Fear captures your attention. It teaches you how to feel, each time you confront a similar situation, or even when you think it is about to happen.

Aristotle, the ancient Greek philosopher and scientist declared: “…courage is the first of human virtues because it makes all others possible.”

Going by his proclamation, it seems that courage is the primary driver of any of your actions.

Indeed, you would have had to show courage in the job interview that led to the position you currently hold. You would have needed courage in the first few weeks of dealing with your new job, boss and coworkers.

I am also certain you had to make tremendous effort to muster up the courage to ask your life-partner out on that first date.

You need courage to face each day, and quite frankly, if you lose your ability to act in the face of any threat, both real and perceived, you will never be able to achieve anything of significance.

But what is the relationship between courage and fear?

In his autobiography, ‘Long Walk to Freedom’ Nelson Mandela wrote: “I learned that courage was not the absence of fear, but the triumph over it. The brave man is not he who does not feel afraid, but he who conquers that fear.”

It seems that the world’s most iconic revolutionary, who survived 27 years of imprisonment to become the President of South Africa, suggests that fear is a necessary ingredient for courage.

Brene Brown, author of the best-selling book ‘Daring Greatly’ which is largely based on her work as a researcher at the University of Houston, advocates that the belief in your own unworthiness drives you to live a fear-based life.

It seems that people are afraid of letting others see who they really are. We all get nervous about potentially exposing ourselves. This means we avoid the one thing that can make us more courageous; vulnerability.

Brown’s work suggests that courage and vulnerability are closely aligned, and the two qualities can greatly improve our lives. She says that to conquer your fears, you need to expose yourself to failure and criticism.

Researchers from Pepperdine University in California published significant research on courage in 2010. They wrote that living in an authentic manner requires you to acknowledge and express your actual feelings, thoughts, and desires. Consequently, this meant acknowledging your fears yet moving forward anyway, because you understand that inaction creates more harm for you.

From research to anecdotal writings to age old philosophy; fear obviously has a place in your life.

The idea, however, is to figure out how fear can be used as a motivational construct, instead of a debilitating factor.

What role does fear play for you?

In a recent group coaching session, I discussed this notion of fear, and how it builds courage, which is an important factor in being successful at work. And I reminded the executives attending my session that fear has a therapeutic, and creative effect in life, and at work.

Fear captures your attention. It teaches you how to feel, each time you confront a similar situation, or even when you think it is about to happen.

This is good because it acts like an early warning system. Once you become aware of this sensation, you need to learn to use fear as a motivator in order to move beyond the situation that is causing it.

For example, this column today, is a milestone for me.

It is my fiftieth column. I started writing weekly in the New Straits Times on August 19, 2016. Each week, I churn out my thoughts on a Tuesday or Wednesday for the Friday edition.
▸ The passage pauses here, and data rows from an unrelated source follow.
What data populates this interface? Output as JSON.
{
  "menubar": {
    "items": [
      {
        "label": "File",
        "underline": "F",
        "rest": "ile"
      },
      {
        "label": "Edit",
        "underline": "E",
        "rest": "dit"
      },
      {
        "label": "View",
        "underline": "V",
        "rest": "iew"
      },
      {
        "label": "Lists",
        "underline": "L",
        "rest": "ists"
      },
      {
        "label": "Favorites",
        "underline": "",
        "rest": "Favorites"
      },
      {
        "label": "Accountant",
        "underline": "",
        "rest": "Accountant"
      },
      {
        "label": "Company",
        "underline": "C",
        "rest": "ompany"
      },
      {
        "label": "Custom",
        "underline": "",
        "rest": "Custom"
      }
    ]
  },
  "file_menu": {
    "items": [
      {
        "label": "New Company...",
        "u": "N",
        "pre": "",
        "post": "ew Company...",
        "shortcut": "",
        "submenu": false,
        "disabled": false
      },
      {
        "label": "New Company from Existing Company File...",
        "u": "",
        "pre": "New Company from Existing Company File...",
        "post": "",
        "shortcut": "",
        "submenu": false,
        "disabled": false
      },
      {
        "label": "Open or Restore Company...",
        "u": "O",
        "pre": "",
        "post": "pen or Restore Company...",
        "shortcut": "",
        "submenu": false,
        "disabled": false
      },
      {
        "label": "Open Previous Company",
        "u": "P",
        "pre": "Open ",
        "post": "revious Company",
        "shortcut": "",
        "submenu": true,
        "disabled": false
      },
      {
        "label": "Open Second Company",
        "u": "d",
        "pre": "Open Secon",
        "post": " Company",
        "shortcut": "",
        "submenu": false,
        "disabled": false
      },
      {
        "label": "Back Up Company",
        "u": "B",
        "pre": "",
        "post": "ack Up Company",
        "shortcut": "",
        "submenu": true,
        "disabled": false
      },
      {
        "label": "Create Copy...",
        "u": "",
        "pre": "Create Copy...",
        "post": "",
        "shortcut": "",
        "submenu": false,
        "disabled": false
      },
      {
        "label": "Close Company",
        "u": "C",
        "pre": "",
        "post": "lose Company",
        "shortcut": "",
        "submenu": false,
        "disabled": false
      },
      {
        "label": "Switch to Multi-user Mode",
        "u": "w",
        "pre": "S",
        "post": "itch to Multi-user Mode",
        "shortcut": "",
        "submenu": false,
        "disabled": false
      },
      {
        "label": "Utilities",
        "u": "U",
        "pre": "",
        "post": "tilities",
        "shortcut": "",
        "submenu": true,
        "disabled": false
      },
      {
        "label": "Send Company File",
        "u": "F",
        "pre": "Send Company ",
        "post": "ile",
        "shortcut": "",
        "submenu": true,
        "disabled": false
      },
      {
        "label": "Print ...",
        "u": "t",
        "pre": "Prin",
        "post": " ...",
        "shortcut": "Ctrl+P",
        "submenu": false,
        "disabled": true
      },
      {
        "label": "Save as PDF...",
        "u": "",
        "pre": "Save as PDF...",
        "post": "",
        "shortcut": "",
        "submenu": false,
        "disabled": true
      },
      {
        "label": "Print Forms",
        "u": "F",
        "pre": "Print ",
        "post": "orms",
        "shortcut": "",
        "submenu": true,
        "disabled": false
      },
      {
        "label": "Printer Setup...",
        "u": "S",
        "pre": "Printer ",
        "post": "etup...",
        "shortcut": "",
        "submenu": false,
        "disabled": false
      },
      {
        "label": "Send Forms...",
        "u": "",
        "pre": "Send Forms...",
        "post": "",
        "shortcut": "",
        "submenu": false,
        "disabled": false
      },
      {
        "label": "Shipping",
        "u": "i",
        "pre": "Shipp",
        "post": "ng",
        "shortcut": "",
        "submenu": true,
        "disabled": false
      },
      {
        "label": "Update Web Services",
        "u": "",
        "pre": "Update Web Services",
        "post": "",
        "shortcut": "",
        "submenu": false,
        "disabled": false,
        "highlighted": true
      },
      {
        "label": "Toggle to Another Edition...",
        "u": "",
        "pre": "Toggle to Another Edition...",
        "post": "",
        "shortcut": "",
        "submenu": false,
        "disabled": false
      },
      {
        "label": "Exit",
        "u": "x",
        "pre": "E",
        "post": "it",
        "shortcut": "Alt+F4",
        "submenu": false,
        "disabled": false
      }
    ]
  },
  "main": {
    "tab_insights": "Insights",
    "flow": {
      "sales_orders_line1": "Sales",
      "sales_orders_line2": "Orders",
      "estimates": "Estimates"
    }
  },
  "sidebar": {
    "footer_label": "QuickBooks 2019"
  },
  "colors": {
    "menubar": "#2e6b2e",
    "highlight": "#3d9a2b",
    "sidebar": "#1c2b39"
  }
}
In the first few months of writing, I struggled with anxiety each week. I worried that I would not be able to get my article done in time. I had even more angst about whether my musings were worthy or relevant. So, by Monday, I got uneasy and started to agonize about getting it done.

But as I continued to write, I found that the fretfulness that came on Monday, acted as a catalyst for me start thinking about the structure of that week’s article. It was like an early warning system that kicked in and got me to start writing.

The Monday nervousness also indicated that I needed to begin the creative process. In fact, it was that fear again, that motivated me to take action. It signaled that it was time to start thinking about what had happened to me in the preceding week.

The fear made me reflect on whether I had something significant that had happened to me through my training or coaching sessions. It helped me connect with ideas and to start fashioning my thoughts about my weekly article.

As I created regularity and momentum with my writing, this Monday anxiety, played a healing and creative role for me. I continue to get nervous about my column, but now that fear motivates me to get things done.

Do you know how to leverage on your fear?

SHANKAR R. SANTHIRAM is managing consultant and executive leadership coach at EQTD Consulting. He is also the author of the national bestseller “So, You Want To Get Promoted?”